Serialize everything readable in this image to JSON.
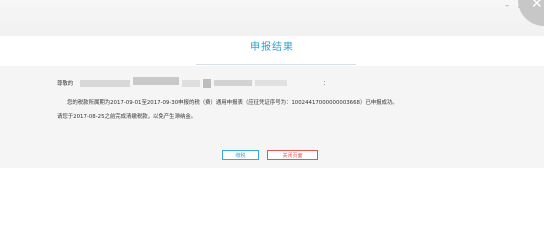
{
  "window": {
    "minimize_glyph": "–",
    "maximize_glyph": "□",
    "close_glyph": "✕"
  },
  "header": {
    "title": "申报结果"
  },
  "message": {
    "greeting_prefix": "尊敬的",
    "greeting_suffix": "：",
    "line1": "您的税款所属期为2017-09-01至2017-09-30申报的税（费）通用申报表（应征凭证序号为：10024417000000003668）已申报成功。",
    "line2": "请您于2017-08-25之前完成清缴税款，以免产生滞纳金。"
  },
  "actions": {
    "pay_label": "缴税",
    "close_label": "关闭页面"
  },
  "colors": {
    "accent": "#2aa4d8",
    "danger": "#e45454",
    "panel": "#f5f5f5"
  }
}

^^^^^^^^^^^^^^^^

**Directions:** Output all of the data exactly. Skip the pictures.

**Result:**
Serialize everything readable in this image to JSON.
{
  "window": {
    "minimize_glyph": "–",
    "maximize_glyph": "□",
    "close_glyph": "✕"
  },
  "header": {
    "title": "申报结果"
  },
  "message": {
    "greeting_prefix": "尊敬的",
    "greeting_suffix": "：",
    "line1": "您的税款所属期为2017-09-01至2017-09-30申报的税（费）通用申报表（应征凭证序号为：10024417000000003668）已申报成功。",
    "line2": "请您于2017-08-25之前完成清缴税款，以免产生滞纳金。"
  },
  "actions": {
    "pay_label": "缴税",
    "close_label": "关闭页面"
  },
  "colors": {
    "accent": "#2aa4d8",
    "danger": "#e45454",
    "panel": "#f5f5f5"
  }
}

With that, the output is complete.